The music has also received a strong reception. The internal staff also liked how the music flows smoothly from pre-battle events to boss battles. They also gave a shoutout to the composer Yasunori Nishiki, who is of the same generation as Takahashi and Miyauchi; a generation raised by SNES-era Final Fantasy series, so it’s easier for them to share the same image, vision, and goal.
Many of the opinions they received from outside of Japan point to the hard-to-read text, because the UI was based on the Japanese version. So they will be adjusting the text size and give more space for showing text.
As for the most received opinion overall, it was about the slow map movement; some people almost never walk, and some others found it hard to grasp that B button is used to switch between walk and run. So they made the movement speed to depend on how far player pushes the stick. Pressing the B button will make the character run even faster, but with an increased enemy encounter rate.

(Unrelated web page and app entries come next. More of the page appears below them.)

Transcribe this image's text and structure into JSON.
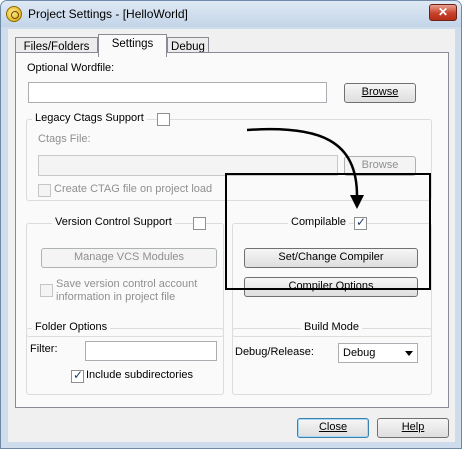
{
  "window": {
    "title": "Project Settings - [HelloWorld]",
    "close_glyph": "✕"
  },
  "tabs": [
    {
      "label": "Files/Folders",
      "active": false
    },
    {
      "label": "Settings",
      "active": true
    },
    {
      "label": "Debug",
      "active": false
    }
  ],
  "settings": {
    "optional_wordfile_label": "Optional Wordfile:",
    "optional_wordfile_value": "",
    "browse_label": "Browse",
    "legacy_ctags_label": "Legacy Ctags Support",
    "legacy_ctags_checked": false,
    "ctags_file_label": "Ctags File:",
    "ctags_file_value": "",
    "ctags_browse_label": "Browse",
    "create_ctag_label": "Create CTAG file on project load",
    "create_ctag_checked": false,
    "vcs_label": "Version Control Support",
    "vcs_checked": false,
    "manage_vcs_label": "Manage VCS Modules",
    "save_vcs_label_line1": "Save version control account",
    "save_vcs_label_line2": "information in project file",
    "save_vcs_checked": false,
    "compilable_label": "Compilable",
    "compilable_checked": true,
    "set_compiler_label": "Set/Change Compiler",
    "compiler_options_label": "Compiler Options",
    "folder_options_label": "Folder Options",
    "filter_label": "Filter:",
    "filter_value": "",
    "include_subdirs_label": "Include subdirectories",
    "include_subdirs_checked": true,
    "build_mode_label": "Build Mode",
    "debug_release_label": "Debug/Release:",
    "debug_release_value": "Debug"
  },
  "footer": {
    "close_label": "Close",
    "help_label": "Help"
  },
  "annotation": {
    "color": "#000000"
  }
}
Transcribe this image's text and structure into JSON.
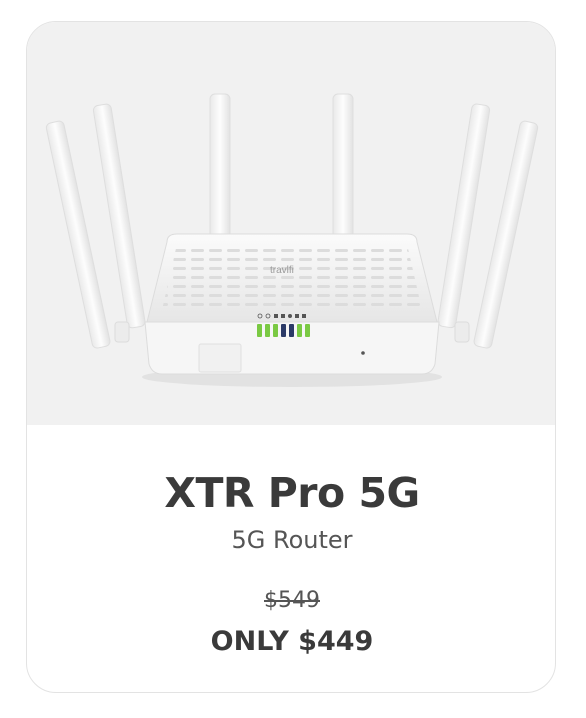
{
  "product": {
    "name": "XTR Pro 5G",
    "category": "5G Router",
    "original_price": "$549",
    "sale_price": "ONLY $449",
    "brand_logo": "travlfi",
    "image": "router-with-six-antennas"
  },
  "colors": {
    "card_border": "#e3e3e3",
    "image_background": "#f1f1f1",
    "title_text": "#3a3a3a",
    "body_text": "#555555",
    "led_green": "#7ac943",
    "led_navy": "#2b3a67"
  }
}
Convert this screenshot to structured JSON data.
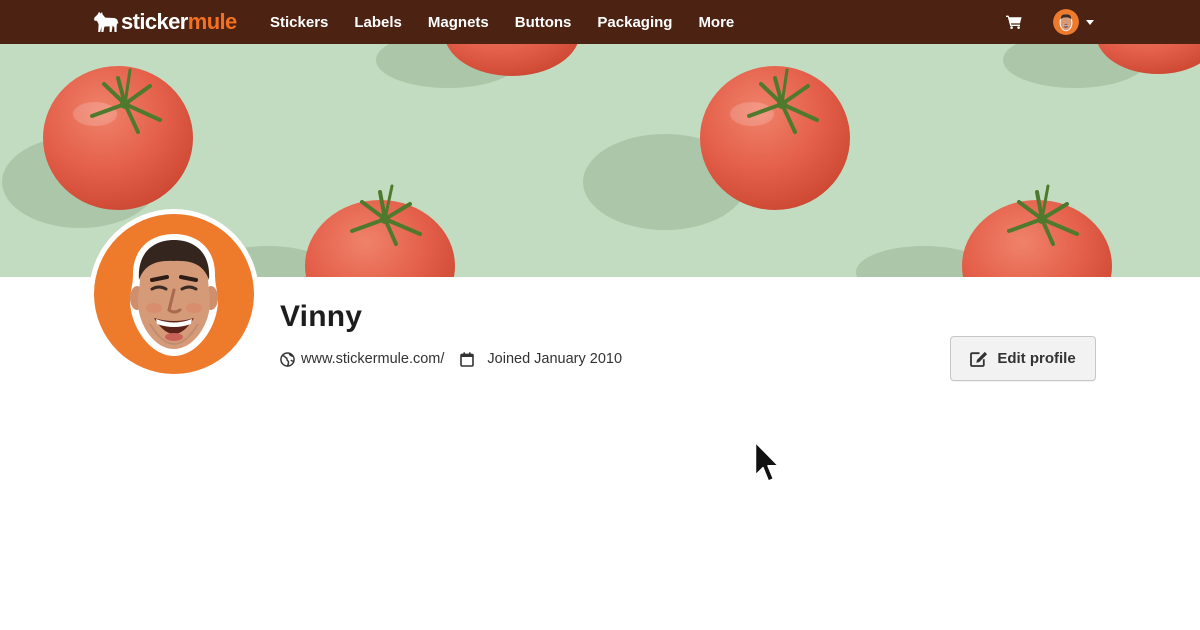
{
  "brand": {
    "name_part1": "sticker",
    "name_part2": "mule",
    "colors": {
      "nav_bg": "#4c2313",
      "accent": "#f37021",
      "banner_bg": "#c2dcc1"
    }
  },
  "nav": {
    "items": [
      {
        "label": "Stickers"
      },
      {
        "label": "Labels"
      },
      {
        "label": "Magnets"
      },
      {
        "label": "Buttons"
      },
      {
        "label": "Packaging"
      },
      {
        "label": "More"
      }
    ],
    "cart_icon": "shopping-cart-icon",
    "user_menu_icon": "chevron-down-icon"
  },
  "profile": {
    "name": "Vinny",
    "website": "www.stickermule.com/",
    "joined": "Joined January 2010",
    "website_icon": "globe-icon",
    "joined_icon": "calendar-icon"
  },
  "actions": {
    "edit_profile_label": "Edit profile",
    "edit_icon": "edit-icon"
  }
}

This could be a demerit to some, or a merit to others who want to level up characters.
There are also many requests for a Fast Travel feature, so it is now possible to move from a city to another.
The next opinion with a great deal of feedback was that the screen was too dark, making it difficult to explore dungeons. They are putting waypoints to make routes easier to understand, as well as slightly broadening roads.
Regarding the depth depiction, some said it is an interesting thing, while others said it’s difficult to see through it. But for this aspect they decided to make both available as option selections.
They’re also implementing an Event Skip feature, as well as the ability to freely watch events that have been already seen.
Many had valued the battle system well, but there were also some who thought it was monotonous. Some also had certain views about the battle tempo. This is being improved by shortening the character turn change time.
Some of the requests pertaining to the battle system were related to the limitations of the demo, since at the beginning of the story, Orberic and Primrose have few party members with not all abilities available either. The team thinks that battles will become more exciting with yet-to-be-announced features as well as more party members. In a four-character party, players will be able to defend from enemy attacks by having a fast character Break the enemy, leaving them open to attacks from other characters.
They did consider releasing demo data that would have a complete four-character party, but because they wanted people to experience parts of the storyline, they opted to have people play the prologue. This was the result of a dilemma on whether to prioritize battle or story.
Finally, the team is committed to the promise of releasing the game within this year (2018). They’re doing their best so that they can announce the release date as soon as possible.